Through all of its events, OCTOBERFEAST has been a commemoration of not only pop culture’s most terrifying and vile aspects, but the genuine joy derived from them as well. Just as Young Frankenstein illustrates, the combination of horror and comedy creates a synergy only rivaled by peanut butter and chocolate. But as much as I love Mel Brooks’ monster-movie homage, it is essentially a comedy that happens to use horror characters. In truth, there exists a more even balance of horror/comedy/adventure.
Perhaps the best example of this cinematic joint-effort is Army of Darkness. Sam Raimi’s 1992 movie is the third (and best) part of the Evil Dead Trilogy. This concluding chapter picks up right where Evil Dead 2 left off — Ash, a man who has battled the possessed corpses of former friend on two occasions, has been transported to Medieval England. In order to return from the year 1300 CE, Ash has to retrieve the Necronomicon (the book of the dead featured in both predecessors). Of course, this means getting involved with warring bands of knights and battling the undead.

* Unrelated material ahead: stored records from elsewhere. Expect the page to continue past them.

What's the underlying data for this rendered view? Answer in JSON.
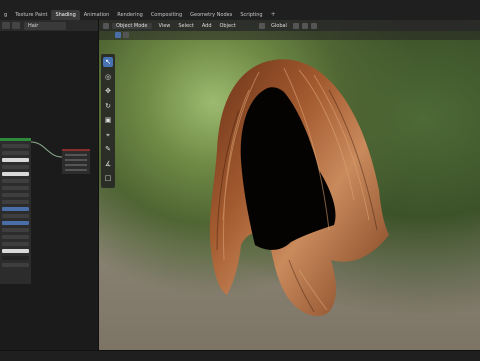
{
  "workspace_tabs": [
    "g",
    "Texture Paint",
    "Shading",
    "Animation",
    "Rendering",
    "Compositing",
    "Geometry Nodes",
    "Scripting"
  ],
  "active_tab": "Shading",
  "tab_add": "+",
  "node_editor": {
    "material_name": "Hair"
  },
  "viewport_header": {
    "mode": "Object Mode",
    "menus": [
      "View",
      "Select",
      "Add",
      "Object"
    ],
    "transform_orientation": "Global"
  },
  "toolbar": {
    "tools": [
      "select-tool",
      "cursor-tool",
      "move-tool",
      "rotate-tool",
      "scale-tool",
      "transform-tool",
      "annotate-tool",
      "measure-tool",
      "add-cube-tool"
    ],
    "active_index": 0
  },
  "colors": {
    "hair_dark": "#4a2312",
    "hair_mid": "#8d4a26",
    "hair_light": "#c9875a",
    "select_blue": "#4772b3",
    "bsdf_green": "#2d8a3a"
  }
}
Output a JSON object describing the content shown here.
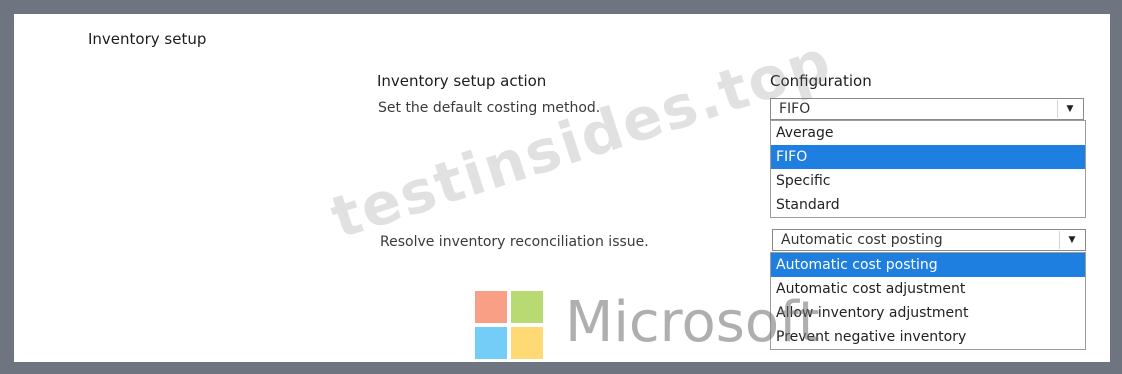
{
  "section_title": "Inventory setup",
  "columns": {
    "action": "Inventory setup action",
    "configuration": "Configuration"
  },
  "rows": [
    {
      "action": "Set the default costing method.",
      "selected": "FIFO",
      "options": [
        "Average",
        "FIFO",
        "Specific",
        "Standard"
      ],
      "highlighted_index": 1
    },
    {
      "action": "Resolve inventory reconciliation issue.",
      "selected": "Automatic cost posting",
      "options": [
        "Automatic cost posting",
        "Automatic cost adjustment",
        "Allow inventory adjustment",
        "Prevent negative inventory"
      ],
      "highlighted_index": 0
    }
  ],
  "icons": {
    "dropdown_arrow": "chevron-down-icon"
  },
  "watermark": {
    "site_text": "testinsides.top",
    "logo_text": "Microsoft"
  },
  "colors": {
    "highlight": "#1e7fe0",
    "logo_red": "#f25022",
    "logo_green": "#7fba00",
    "logo_blue": "#00a4ef",
    "logo_yellow": "#ffb900"
  }
}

While this may sound like a decent flick in and of itself, the beauty of Army of Darkness is found in the protagonist Ash Williams. Unlike most heroes, Ash is kind of an asshole; he runs his mouth, tells people off, and is always trying to help himself out. Take, for example, his response to the once-possessed Sheila’s attempt to apologize for her former actions: “First you wanna kill me, now you wanna kiss me. Blow.” Such one-liners, delivered by the amazing Bruce Campbell, are nothing short of genius.
Shit. Forgive me if I’m backpedaling here, but I feel like I need to pause for clarification. Ash is great not only because he’s a charming douchebag, but because he pushes the limits of ridiculous. Just contemplate this — when first appearing in Army of Darkness, Ash has a chainsaw attached to his hand. Also, he is a big fan of his shotgun, to which he lovingly refers as a boomstick. Observe the following:
But Ash isn’t the only redeeming quality of the movie. Army of Darkness succeeds in its willingness not to take itself too seriously. Sure, there are monsters and dead bodies and all that creepy stuff. But everything in the movie is treated with a slapstick sensibility; as a result, the entertainment value is doubled, as every scary monster evokes waves of hearty laughter that is usually only heard during Three Stooges episodes. The cheesy, campy nature of Army of Darkness puts it a step above others, showcasing the fact that the movie is first and foremost intended to entertain.
I’m fairly certain that I haven’t done Army of Darkness justice. But if you believe in the power of OCTOBERFEAST, you can believe in this movie. I mean, seriously, there are lines like Yo, she-bitch! Let’s Go! & Hail to the king, baby.
Tonight is Halloween Eve — I plan on watching Army of Darkness. You should too.